● WHAT THE EXERCISE ASKS: Go through the data and count the lines holding the string "this". Write only the number.

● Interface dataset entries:
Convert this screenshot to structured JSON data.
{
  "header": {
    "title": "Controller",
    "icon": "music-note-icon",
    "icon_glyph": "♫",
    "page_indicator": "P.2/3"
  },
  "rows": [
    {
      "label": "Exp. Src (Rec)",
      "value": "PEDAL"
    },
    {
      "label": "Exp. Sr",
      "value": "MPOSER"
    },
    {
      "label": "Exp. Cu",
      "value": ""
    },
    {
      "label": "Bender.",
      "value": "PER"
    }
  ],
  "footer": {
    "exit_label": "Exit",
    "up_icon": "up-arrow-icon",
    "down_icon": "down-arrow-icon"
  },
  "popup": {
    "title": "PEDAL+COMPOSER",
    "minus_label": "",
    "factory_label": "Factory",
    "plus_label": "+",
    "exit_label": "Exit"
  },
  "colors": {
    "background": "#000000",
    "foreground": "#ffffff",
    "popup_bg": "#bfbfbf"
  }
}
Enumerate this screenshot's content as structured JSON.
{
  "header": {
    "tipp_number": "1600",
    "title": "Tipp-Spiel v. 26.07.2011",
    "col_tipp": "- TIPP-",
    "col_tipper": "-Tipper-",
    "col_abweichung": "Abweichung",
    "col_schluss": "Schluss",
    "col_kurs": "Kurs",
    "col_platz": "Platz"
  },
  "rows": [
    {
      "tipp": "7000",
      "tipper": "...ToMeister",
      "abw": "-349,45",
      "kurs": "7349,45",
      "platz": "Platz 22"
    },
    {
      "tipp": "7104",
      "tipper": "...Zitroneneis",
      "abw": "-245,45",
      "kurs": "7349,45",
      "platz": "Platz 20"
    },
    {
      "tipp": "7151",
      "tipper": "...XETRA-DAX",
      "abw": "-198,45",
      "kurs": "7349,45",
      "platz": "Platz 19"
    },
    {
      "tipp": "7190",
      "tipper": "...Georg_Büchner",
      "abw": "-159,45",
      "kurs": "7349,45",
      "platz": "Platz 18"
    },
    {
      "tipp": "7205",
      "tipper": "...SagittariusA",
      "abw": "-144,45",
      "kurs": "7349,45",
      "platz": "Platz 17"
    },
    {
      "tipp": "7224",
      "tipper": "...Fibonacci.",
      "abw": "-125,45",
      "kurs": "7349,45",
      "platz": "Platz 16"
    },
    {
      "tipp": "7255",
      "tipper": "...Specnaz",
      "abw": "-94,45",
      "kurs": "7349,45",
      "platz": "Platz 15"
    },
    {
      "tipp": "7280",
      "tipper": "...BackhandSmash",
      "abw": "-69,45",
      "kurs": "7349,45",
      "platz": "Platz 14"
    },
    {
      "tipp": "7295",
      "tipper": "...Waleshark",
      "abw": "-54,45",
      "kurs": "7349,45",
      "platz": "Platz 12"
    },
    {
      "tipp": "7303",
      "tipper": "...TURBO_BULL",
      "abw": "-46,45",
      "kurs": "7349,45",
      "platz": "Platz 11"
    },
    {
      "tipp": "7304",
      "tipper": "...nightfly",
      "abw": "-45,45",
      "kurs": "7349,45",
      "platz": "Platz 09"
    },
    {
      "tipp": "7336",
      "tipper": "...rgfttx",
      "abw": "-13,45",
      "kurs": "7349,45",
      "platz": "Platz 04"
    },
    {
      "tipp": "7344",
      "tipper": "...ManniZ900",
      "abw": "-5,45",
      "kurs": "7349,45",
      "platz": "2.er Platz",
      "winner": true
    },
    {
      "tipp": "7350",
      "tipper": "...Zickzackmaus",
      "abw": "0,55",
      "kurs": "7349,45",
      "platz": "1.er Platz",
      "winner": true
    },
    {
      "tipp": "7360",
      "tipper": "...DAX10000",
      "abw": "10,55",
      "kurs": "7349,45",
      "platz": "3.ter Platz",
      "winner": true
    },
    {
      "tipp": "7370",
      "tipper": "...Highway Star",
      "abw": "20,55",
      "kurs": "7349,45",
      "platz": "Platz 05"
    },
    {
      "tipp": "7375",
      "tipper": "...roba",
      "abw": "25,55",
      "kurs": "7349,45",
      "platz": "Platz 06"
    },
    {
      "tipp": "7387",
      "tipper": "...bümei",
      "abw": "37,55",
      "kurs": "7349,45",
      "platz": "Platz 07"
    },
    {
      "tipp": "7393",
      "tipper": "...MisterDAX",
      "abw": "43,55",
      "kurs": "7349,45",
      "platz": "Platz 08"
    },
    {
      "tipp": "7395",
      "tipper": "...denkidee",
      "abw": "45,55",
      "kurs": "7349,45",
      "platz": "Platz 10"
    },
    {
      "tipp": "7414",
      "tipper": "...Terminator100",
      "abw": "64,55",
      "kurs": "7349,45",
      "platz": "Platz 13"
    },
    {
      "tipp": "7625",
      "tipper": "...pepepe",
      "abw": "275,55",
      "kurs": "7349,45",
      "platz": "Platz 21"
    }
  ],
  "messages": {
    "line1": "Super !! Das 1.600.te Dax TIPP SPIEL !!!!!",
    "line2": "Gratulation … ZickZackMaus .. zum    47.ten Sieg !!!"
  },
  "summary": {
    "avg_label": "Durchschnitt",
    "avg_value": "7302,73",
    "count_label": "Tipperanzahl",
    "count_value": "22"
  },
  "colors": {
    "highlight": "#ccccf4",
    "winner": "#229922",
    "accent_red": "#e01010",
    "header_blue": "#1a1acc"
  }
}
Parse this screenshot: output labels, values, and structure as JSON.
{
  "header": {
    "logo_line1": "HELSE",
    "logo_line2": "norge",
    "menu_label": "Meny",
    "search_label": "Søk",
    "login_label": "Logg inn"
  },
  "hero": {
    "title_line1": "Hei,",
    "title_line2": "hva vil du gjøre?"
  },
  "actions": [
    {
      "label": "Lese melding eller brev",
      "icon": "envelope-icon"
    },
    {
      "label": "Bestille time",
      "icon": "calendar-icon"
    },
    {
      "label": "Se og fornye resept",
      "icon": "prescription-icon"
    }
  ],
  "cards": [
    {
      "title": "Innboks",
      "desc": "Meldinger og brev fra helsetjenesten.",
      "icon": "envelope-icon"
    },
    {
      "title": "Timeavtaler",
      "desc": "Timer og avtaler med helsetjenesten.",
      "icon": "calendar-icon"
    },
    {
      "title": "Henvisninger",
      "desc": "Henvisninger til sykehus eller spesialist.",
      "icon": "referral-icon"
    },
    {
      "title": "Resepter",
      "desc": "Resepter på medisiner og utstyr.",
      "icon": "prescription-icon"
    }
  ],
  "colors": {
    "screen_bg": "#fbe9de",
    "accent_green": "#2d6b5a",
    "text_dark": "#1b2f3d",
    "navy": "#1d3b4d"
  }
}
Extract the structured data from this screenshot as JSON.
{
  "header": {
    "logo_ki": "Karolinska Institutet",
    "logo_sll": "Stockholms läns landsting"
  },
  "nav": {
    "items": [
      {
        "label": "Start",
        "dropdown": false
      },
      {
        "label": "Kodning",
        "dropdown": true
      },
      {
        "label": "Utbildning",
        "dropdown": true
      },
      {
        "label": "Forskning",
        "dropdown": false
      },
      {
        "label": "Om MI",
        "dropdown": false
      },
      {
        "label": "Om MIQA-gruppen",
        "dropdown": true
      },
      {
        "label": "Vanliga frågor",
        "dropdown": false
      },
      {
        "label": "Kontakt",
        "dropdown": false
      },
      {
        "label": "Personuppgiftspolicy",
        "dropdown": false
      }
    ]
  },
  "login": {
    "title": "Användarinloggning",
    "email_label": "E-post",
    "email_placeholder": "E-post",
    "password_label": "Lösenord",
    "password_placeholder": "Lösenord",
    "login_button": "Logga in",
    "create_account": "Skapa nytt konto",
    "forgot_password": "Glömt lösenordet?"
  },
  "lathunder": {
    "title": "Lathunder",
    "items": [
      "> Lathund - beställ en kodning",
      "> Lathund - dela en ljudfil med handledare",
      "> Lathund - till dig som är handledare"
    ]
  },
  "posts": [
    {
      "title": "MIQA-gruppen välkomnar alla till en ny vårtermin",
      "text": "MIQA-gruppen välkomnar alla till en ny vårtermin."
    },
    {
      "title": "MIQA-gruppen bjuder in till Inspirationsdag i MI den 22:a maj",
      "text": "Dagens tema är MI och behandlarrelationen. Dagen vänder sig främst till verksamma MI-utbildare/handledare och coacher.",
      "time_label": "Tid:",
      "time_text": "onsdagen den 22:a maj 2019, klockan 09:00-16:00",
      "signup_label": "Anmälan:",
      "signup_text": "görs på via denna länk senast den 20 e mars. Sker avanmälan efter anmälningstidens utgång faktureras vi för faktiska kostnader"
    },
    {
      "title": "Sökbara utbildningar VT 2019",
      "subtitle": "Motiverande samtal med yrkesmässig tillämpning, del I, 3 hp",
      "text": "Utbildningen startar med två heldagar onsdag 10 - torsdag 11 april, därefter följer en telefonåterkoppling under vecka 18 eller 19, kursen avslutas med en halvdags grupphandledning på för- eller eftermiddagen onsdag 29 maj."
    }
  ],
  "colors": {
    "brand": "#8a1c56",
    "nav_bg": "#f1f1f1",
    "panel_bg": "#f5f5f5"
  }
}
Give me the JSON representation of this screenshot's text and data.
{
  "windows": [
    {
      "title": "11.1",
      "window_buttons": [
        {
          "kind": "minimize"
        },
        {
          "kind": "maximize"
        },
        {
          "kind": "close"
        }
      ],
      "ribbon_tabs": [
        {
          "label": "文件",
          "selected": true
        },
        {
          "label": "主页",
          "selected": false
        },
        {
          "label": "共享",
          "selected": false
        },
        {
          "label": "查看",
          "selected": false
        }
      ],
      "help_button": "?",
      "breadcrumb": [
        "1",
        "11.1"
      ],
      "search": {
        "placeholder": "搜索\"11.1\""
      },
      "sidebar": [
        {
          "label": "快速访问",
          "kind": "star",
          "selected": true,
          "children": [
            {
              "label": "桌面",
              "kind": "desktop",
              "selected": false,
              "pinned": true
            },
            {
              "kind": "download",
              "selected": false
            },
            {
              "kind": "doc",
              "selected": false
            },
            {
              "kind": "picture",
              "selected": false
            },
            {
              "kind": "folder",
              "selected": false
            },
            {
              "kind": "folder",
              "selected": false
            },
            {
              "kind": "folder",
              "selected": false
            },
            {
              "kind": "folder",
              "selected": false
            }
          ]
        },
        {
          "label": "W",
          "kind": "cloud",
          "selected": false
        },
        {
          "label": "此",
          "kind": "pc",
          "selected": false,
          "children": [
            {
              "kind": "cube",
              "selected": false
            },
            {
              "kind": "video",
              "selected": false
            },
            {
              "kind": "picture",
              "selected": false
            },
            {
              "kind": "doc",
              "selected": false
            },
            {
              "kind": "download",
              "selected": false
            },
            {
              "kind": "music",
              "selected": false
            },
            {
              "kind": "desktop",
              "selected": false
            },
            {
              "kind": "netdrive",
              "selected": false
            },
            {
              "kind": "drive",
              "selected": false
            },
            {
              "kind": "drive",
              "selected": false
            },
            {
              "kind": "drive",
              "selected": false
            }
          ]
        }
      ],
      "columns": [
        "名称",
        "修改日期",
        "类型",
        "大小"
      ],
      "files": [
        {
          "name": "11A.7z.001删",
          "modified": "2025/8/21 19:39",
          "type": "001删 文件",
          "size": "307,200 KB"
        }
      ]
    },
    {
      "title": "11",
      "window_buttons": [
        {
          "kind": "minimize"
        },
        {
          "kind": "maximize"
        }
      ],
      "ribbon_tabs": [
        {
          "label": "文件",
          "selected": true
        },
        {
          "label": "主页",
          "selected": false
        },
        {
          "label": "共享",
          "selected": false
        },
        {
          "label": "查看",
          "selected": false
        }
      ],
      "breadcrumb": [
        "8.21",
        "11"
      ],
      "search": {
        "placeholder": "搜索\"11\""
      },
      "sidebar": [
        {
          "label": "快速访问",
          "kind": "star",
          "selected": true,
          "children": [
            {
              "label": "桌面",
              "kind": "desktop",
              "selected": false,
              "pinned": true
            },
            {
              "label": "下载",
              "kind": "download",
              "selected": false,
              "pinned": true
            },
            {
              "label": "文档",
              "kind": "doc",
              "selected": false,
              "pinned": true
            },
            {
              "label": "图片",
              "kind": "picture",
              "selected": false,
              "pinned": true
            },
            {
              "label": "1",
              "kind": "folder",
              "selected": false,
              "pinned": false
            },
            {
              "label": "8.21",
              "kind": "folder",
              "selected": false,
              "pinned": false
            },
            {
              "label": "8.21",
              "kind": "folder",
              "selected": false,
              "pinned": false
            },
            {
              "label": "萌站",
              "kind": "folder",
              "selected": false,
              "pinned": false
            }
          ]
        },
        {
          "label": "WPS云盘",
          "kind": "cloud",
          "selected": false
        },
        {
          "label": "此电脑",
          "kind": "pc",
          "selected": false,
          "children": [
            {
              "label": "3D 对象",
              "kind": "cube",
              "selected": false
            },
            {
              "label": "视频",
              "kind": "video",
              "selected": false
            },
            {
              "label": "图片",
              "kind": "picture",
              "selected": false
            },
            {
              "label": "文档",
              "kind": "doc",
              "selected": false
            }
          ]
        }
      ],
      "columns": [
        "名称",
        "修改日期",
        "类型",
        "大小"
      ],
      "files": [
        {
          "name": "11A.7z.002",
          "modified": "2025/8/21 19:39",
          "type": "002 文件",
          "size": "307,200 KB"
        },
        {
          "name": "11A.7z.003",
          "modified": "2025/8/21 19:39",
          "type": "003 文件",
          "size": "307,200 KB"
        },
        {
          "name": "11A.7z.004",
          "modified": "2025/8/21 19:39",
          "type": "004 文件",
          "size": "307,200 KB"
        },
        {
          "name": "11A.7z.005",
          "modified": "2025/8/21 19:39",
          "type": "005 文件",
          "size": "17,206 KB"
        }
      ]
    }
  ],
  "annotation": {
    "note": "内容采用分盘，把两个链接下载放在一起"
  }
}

● ANSWER FOR THE TASK: 5